Dan Marcinko, the University’s Assistant Vice Chancellor and sustainability coordinator announced the plans to the media on Pitt’s direction on their sustainable roofing. Posvar Hall is being treated with a compound known as “Eco-Activ,” manufactured by Siplast.
The compound works by pulling nitrogen oxide out of the air and condenses onto the shingles. After they are bonded to the roof ultraviolet radiation reacts with the particles to transform them into harmless nitrates that are then washed away with the next rain. Nitrogen Oxide is a greenhouse gas and respiratory irritant that is emitted from automobiles, manufacturing and fossil fuel powered energy production. Eco-Activ has been shown to eliminate up to 85% of the nitrogen oxide molecules that it comes in contact with.
This comes from the Siplast website and from Kirk Goodrum, who is in charge of research and development as Siplast. Goodrum explains the hows the roof attacks the particles, “It changes it from a gas to a solid because in a gas form it can cause ground level ozone and can lead to respiratory issues.”
The one building coating by itself will not make a great impact on the amount of emissions pulled from the air, the one building will provide the equivalent of absorbing annual emissions from 200 vehicles. But its solid start, Marcinko believes that if it does well on Posvar Hall there is no reason it shouldn’t be implemented on more buildings.
Goodrum was asked about the potential use for the product in a residential setting and replied, “We primarily deal in commercial roofing, but nothing would restrict it from being used on a residential home.”

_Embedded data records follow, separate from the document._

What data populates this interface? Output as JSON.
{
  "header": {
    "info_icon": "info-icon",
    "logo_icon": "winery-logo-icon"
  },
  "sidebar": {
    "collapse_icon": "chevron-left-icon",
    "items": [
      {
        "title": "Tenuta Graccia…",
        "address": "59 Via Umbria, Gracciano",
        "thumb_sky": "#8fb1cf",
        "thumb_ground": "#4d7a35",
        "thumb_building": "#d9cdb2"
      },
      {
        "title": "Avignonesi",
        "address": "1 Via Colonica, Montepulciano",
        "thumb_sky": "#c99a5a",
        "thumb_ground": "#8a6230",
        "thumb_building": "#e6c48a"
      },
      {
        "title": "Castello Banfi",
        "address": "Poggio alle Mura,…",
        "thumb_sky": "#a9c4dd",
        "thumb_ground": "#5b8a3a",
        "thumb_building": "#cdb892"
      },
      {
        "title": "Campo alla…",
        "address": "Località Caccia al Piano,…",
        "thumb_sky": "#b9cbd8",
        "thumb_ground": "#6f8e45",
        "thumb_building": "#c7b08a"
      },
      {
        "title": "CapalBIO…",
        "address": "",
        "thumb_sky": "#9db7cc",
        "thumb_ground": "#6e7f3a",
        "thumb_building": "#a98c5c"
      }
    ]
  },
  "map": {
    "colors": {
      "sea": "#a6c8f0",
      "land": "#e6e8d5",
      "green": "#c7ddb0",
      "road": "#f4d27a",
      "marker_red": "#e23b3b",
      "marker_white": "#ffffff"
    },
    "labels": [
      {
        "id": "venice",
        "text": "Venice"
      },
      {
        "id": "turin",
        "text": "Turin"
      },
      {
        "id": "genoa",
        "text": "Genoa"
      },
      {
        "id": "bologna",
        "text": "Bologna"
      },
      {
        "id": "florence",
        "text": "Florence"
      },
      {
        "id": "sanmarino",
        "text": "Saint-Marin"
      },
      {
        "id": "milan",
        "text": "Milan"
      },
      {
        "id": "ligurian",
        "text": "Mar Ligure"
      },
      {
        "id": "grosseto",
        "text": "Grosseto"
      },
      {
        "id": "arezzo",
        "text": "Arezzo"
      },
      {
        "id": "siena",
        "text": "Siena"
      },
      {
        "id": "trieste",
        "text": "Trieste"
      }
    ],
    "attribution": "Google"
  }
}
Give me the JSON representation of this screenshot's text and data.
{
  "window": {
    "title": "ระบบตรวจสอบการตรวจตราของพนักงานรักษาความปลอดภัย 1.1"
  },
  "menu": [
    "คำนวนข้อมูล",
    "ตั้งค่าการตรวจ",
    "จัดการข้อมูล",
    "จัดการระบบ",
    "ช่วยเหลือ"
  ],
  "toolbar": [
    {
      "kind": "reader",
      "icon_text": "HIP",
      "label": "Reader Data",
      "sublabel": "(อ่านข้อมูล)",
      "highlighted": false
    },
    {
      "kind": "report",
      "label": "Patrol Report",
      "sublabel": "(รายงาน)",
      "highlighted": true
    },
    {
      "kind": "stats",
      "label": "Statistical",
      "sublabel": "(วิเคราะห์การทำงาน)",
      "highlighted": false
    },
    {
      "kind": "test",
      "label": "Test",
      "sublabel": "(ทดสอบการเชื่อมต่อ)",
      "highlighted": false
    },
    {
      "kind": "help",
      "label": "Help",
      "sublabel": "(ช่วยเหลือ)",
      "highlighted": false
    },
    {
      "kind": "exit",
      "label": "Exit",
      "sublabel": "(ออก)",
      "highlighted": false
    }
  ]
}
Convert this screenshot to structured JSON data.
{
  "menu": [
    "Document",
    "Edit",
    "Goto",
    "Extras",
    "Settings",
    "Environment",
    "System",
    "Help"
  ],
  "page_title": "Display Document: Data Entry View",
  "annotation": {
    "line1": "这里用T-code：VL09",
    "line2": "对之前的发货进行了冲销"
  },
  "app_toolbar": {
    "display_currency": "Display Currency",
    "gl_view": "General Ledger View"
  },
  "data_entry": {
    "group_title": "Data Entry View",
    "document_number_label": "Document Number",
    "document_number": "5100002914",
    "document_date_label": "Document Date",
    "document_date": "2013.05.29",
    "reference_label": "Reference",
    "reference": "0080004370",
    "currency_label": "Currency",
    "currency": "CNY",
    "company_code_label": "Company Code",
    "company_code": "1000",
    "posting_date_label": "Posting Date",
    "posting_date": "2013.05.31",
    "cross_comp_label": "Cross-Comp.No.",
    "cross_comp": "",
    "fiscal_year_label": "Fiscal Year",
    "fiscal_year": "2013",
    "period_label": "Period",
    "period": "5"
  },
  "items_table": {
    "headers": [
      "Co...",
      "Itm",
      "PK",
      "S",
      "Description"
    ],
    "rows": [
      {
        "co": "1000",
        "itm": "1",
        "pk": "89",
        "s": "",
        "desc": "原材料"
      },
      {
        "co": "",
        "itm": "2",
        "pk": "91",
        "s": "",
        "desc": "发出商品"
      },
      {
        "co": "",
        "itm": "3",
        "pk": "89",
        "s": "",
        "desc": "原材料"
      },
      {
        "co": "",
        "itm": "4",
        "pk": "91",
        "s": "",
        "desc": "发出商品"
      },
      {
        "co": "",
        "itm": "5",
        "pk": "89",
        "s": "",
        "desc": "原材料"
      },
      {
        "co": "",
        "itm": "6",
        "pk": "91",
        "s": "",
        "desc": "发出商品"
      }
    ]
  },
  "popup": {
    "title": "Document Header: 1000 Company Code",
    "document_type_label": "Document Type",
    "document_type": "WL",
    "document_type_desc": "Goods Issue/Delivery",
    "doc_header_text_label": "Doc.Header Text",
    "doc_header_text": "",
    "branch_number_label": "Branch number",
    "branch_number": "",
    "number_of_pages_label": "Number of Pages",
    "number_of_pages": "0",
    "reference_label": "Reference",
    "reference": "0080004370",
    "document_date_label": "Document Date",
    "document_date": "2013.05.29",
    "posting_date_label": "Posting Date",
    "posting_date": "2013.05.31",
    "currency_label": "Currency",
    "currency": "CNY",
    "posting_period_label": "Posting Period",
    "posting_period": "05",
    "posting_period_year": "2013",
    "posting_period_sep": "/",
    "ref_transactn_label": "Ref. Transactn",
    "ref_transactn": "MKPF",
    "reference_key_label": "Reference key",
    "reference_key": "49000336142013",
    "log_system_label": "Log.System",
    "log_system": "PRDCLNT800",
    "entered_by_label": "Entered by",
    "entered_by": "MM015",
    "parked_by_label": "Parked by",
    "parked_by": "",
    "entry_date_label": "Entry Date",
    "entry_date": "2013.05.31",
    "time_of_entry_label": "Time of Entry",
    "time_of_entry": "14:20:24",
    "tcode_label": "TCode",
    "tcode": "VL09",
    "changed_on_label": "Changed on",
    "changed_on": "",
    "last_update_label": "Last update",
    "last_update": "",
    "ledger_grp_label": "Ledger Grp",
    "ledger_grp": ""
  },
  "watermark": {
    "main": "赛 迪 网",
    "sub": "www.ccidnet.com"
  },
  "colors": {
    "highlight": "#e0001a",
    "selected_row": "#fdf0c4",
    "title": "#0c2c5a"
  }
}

With the new renovation it is expected that Posvar Hall will not only clean the air but remain cooler as well. The renovation is expected to be completed by the fall semester of 2014. This is exciting new in the world of roofing and eco-design.